Much like Leinster’s form this season, their lineout scoring record this year has fluctuated between positive and negative extremes. According to a lineout analysis published by Opta on Thursday, Leinster are both at the top and bottom of different scoring categories.

Taking data from the URC, Top14, English Premiership and EPCR competitions (Champions and Challenge Cup), the statistics provider has ranked the lineouts of club sides for this calendar year.

The good news is that Leinster score a try off nearly two-thirds of lineouts starting within five metres of the opposition line (61.9 per cent). This ranks them as the most efficient side in Europe at scoring in this position. The next most efficient team is Saracens (56.3 per cent).

The bad news from the province’s point of view is that they have conceded 13 tries in 2023 off lineouts five metres from their own line. They are the second worst team in Europe at defending such set pieces.

The best? Old foes La Rochelle, who Leinster of course face on December 10th to kick off their European campaign.

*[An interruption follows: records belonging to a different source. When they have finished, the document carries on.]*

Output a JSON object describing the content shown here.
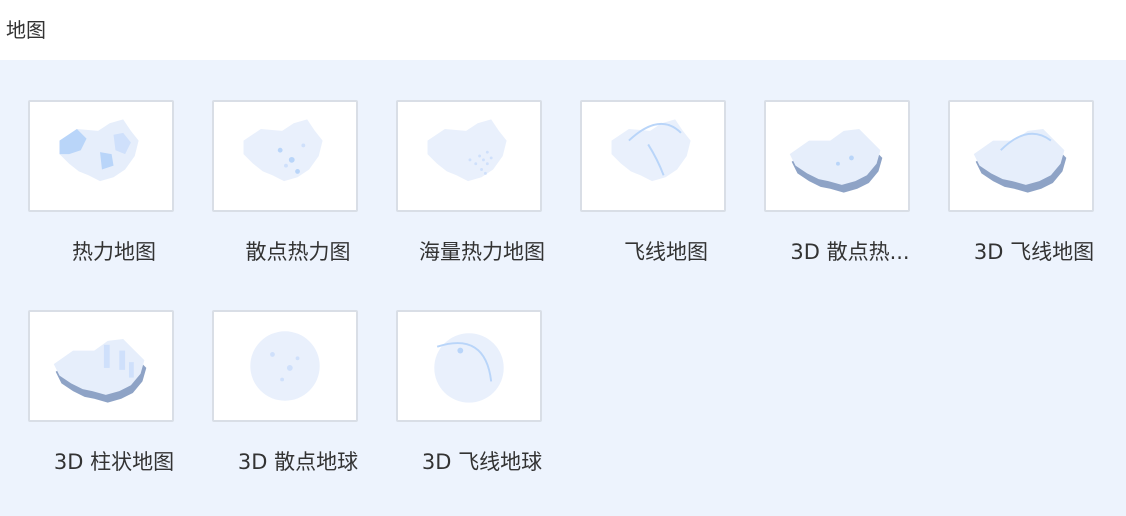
{
  "header": {
    "title": "地图"
  },
  "colors": {
    "panel_bg": "#edf3fd",
    "map_light": "#e6eefb",
    "map_mid": "#cfe0fb",
    "map_strong": "#b9d5f9",
    "shadow": "#8ea3c6"
  },
  "items": [
    {
      "label": "热力地图",
      "icon": "heat-map-icon"
    },
    {
      "label": "散点热力图",
      "icon": "scatter-heat-map-icon"
    },
    {
      "label": "海量热力地图",
      "icon": "massive-heat-map-icon"
    },
    {
      "label": "飞线地图",
      "icon": "flight-line-map-icon"
    },
    {
      "label": "3D 散点热...",
      "icon": "3d-scatter-heat-map-icon"
    },
    {
      "label": "3D 飞线地图",
      "icon": "3d-flight-line-map-icon"
    },
    {
      "label": "3D 柱状地图",
      "icon": "3d-bar-map-icon"
    },
    {
      "label": "3D 散点地球",
      "icon": "3d-scatter-globe-icon"
    },
    {
      "label": "3D 飞线地球",
      "icon": "3d-flight-line-globe-icon"
    }
  ]
}
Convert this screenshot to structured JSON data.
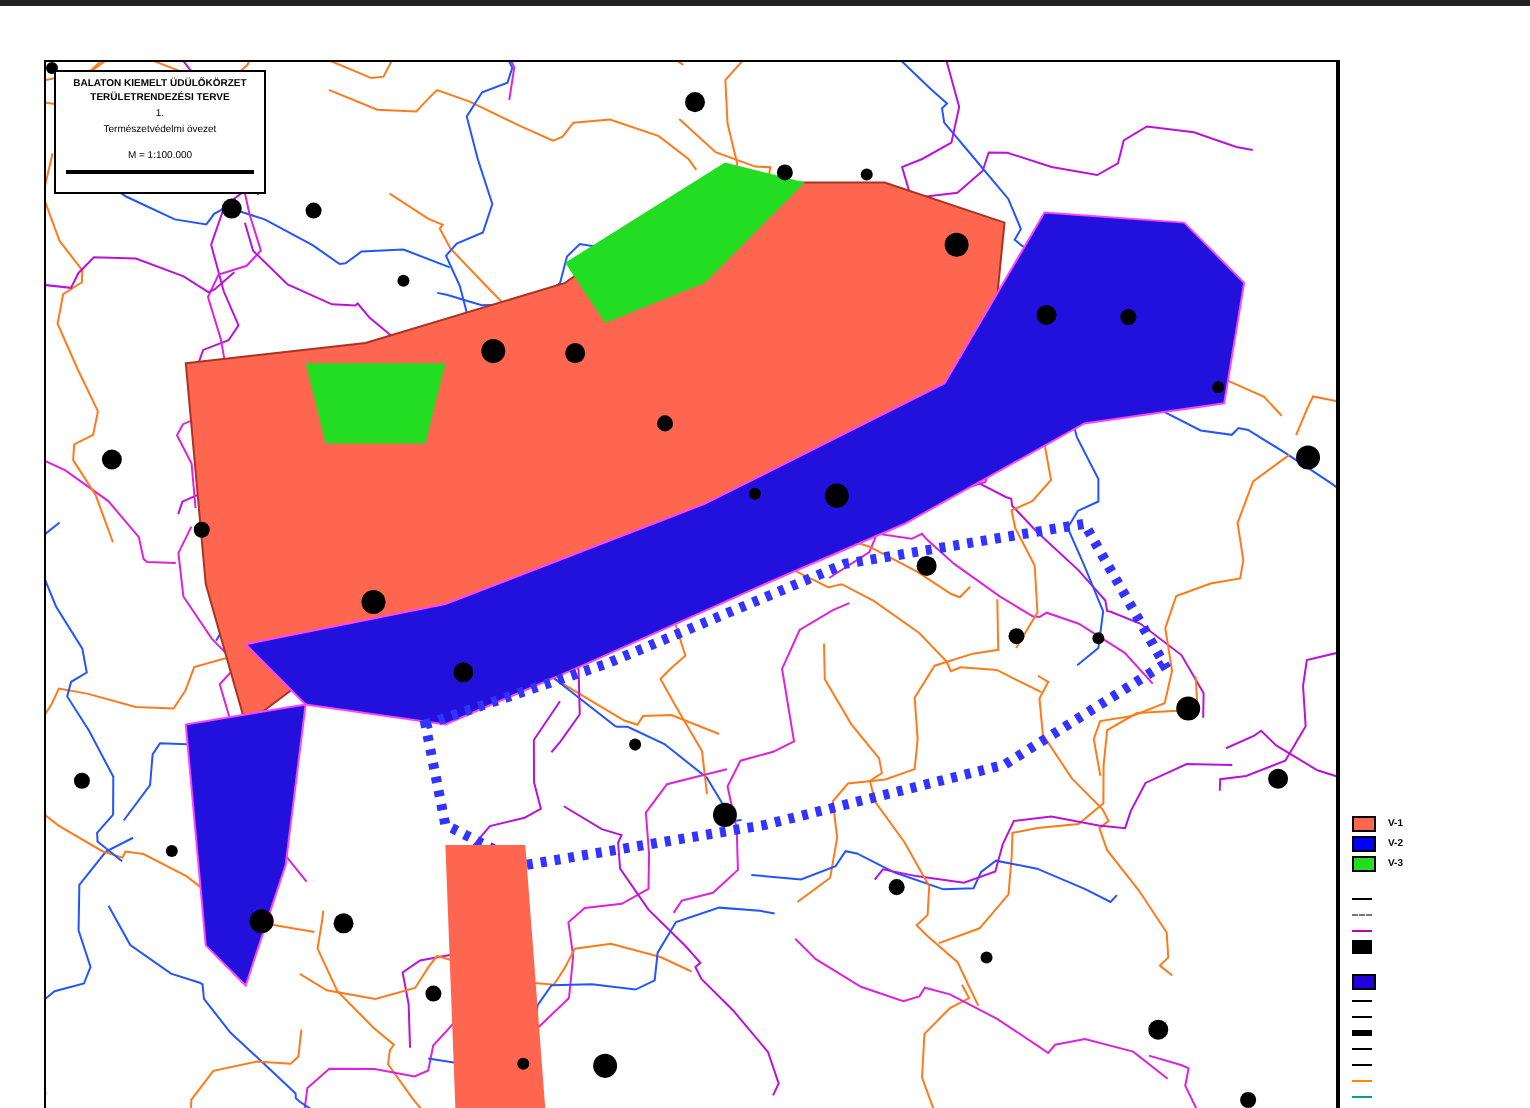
{
  "title_block": {
    "lines": [
      "BALATON KIEMELT ÜDÜLŐKÖRZET",
      "TERÜLETRENDEZÉSI TERVE",
      "1.",
      "Természetvédelmi övezet"
    ],
    "scale": "M = 1:100.000"
  },
  "legend": [
    {
      "kind": "swatch",
      "color": "#ff6650",
      "code": "V-1"
    },
    {
      "kind": "swatch",
      "color": "#0000ff",
      "code": "V-2"
    },
    {
      "kind": "swatch",
      "color": "#22dd22",
      "code": "V-3"
    },
    {
      "kind": "line",
      "color": "#000000"
    },
    {
      "kind": "dash",
      "color": "#777777"
    },
    {
      "kind": "line",
      "color": "#bb00bb"
    },
    {
      "kind": "block",
      "color": "#000000"
    },
    {
      "kind": "swatch",
      "color": "#2200dd"
    },
    {
      "kind": "line",
      "color": "#000000"
    },
    {
      "kind": "line",
      "color": "#000000"
    },
    {
      "kind": "thick",
      "color": "#000000"
    },
    {
      "kind": "line",
      "color": "#000000"
    },
    {
      "kind": "line",
      "color": "#000000"
    },
    {
      "kind": "line",
      "color": "#ff8800"
    },
    {
      "kind": "line",
      "color": "#119999"
    }
  ]
}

The continuing good news for Irish rugby, though, comes out west. Niall Murray, the Connacht secondrow, is among the best defensive lineout operators. The 24-year-old has stolen 20 lineouts this year, the most of any player in Europe.

Perhaps unsurprisingly, Connacht are the second best side for stealing opposition ball, poaching possession at 26.5 per cent of their defensive lineouts.

In words

“This has been a really tough decision. I’ve called this place home for nine years and have massive loyalty to this club” – Edinburgh and Scotland fullback Blair Kinghorn confirming his midseason move to Toulouse, which will go through in December. The French club had to cough up a six-figure fee to buy out the remainder of his contract.

In numbers

9 – The number of successful carries made by Ulster debutant James McNabney on Saturday night. A Grand Slam winner with Ireland U20s, the number eight impressed with his carrying, also making a team-high 47 metres. Alongside David McCann, Ulster look to have a promising group of young backrows on their hands.

Nathan Johns

Nathan Johns

Nathan Johns is an Irish Times journalist